===== Records
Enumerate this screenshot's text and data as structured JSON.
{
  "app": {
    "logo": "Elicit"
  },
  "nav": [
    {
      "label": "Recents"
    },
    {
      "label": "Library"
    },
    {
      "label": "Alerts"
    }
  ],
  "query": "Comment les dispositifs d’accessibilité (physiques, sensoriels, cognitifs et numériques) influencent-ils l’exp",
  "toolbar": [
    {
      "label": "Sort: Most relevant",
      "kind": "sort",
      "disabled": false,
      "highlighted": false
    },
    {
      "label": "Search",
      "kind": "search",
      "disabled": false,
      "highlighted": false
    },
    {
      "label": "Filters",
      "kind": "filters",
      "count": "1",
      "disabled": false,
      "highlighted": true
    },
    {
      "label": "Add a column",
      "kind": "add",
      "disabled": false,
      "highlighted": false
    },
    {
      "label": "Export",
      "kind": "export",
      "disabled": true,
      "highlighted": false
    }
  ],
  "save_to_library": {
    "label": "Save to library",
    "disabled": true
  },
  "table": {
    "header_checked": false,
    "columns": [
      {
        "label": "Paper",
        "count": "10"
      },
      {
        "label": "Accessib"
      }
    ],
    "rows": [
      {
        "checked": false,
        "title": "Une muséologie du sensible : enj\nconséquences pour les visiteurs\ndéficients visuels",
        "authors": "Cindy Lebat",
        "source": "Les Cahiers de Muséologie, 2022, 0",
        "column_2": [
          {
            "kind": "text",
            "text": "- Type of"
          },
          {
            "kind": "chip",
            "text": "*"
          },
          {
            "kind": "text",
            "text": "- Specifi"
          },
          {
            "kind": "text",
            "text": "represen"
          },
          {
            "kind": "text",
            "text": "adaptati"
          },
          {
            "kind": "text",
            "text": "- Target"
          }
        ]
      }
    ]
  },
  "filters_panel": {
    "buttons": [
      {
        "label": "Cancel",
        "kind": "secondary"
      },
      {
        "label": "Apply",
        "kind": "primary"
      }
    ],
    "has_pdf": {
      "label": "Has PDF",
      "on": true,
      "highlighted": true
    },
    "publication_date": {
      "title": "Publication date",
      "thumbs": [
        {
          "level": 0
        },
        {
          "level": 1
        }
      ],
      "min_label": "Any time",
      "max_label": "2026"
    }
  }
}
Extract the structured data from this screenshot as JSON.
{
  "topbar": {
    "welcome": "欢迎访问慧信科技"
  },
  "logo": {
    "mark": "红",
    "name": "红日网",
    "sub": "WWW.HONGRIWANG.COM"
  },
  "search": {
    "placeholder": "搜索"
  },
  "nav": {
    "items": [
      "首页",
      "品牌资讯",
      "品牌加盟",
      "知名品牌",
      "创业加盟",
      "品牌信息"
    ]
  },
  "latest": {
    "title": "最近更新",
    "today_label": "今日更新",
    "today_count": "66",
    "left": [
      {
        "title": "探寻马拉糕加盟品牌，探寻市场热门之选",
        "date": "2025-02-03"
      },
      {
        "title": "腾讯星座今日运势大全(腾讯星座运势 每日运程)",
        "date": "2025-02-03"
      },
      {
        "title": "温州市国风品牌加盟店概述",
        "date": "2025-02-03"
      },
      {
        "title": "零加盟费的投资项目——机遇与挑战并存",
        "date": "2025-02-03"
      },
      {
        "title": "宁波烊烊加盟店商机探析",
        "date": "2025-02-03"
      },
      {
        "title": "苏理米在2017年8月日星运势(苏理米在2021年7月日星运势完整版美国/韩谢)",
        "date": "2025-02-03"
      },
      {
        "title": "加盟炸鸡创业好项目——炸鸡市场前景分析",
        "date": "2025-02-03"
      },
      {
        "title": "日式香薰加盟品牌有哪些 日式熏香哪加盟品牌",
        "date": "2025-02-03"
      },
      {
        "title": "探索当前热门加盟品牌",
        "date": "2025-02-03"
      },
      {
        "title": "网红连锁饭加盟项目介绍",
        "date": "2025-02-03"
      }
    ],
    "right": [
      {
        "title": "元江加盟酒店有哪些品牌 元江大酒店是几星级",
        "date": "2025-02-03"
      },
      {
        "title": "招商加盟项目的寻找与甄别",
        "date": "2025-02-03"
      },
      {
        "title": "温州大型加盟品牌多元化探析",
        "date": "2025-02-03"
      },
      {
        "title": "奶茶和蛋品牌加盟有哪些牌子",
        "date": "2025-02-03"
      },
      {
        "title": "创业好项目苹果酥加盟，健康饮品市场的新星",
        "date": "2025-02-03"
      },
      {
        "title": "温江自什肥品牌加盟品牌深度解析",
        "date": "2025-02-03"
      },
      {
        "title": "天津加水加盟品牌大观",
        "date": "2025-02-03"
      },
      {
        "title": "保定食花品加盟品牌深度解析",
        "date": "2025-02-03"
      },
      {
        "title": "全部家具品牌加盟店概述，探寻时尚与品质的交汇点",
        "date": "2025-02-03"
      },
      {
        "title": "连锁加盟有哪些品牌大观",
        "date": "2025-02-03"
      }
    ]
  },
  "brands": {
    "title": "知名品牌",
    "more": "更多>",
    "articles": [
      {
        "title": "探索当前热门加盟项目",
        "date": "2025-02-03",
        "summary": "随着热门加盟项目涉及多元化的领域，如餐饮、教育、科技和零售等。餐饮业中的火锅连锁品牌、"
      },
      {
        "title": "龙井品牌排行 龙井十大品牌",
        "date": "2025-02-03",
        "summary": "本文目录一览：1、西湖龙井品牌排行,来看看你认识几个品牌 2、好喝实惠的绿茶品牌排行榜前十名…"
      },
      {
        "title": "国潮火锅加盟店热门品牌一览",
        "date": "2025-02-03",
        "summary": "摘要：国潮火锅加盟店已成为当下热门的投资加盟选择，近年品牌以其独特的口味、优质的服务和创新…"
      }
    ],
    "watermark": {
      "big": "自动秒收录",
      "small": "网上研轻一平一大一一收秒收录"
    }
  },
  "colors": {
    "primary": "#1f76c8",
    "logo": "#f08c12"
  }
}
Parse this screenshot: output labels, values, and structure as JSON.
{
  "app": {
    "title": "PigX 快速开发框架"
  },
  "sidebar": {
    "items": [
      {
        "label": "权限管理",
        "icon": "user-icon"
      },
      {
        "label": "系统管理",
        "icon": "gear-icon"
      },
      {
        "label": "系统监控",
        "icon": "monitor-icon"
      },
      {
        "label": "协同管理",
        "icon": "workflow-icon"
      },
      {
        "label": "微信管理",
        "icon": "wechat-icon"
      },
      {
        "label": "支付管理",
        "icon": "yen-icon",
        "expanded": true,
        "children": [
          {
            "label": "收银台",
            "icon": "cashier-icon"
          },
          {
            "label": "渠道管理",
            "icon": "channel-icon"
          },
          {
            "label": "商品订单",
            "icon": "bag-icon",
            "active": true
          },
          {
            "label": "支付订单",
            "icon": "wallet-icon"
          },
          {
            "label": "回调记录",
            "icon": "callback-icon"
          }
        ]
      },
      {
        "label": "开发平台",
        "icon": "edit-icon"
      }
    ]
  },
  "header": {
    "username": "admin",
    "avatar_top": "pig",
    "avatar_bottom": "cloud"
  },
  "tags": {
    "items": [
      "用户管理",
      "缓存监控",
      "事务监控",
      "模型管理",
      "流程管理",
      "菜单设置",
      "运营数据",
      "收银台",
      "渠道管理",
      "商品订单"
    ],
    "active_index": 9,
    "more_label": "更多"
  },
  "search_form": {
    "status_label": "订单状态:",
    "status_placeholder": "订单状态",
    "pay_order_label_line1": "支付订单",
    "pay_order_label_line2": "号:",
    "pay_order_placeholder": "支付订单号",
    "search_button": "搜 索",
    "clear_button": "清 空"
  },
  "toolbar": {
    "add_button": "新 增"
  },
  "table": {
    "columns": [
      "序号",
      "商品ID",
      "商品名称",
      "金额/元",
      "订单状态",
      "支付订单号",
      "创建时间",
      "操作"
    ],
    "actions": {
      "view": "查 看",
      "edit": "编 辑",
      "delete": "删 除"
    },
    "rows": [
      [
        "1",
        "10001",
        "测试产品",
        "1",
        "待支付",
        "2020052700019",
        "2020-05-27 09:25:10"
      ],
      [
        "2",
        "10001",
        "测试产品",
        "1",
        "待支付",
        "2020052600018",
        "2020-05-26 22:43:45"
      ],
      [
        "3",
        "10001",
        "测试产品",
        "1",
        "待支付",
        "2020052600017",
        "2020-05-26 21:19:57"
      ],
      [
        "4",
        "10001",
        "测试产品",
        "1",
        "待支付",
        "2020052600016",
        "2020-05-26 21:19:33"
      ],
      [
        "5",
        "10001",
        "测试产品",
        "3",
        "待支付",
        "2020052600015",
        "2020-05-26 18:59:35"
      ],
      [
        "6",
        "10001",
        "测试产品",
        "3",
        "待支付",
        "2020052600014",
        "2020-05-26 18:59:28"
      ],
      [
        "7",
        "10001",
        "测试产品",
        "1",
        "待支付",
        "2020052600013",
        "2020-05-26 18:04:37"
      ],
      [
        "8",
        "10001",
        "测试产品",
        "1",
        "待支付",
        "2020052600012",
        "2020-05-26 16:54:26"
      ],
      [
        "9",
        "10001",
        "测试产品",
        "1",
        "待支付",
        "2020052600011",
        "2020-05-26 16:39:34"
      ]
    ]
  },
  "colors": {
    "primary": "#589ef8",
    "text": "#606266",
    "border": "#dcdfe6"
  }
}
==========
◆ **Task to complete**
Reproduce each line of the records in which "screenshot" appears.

◆ **Response to this exercise**
Enumerate this screenshot's text and data as structured JSON.
Extract the structured data from this screenshot as JSON.
Parse this screenshot: output labels, values, and structure as JSON.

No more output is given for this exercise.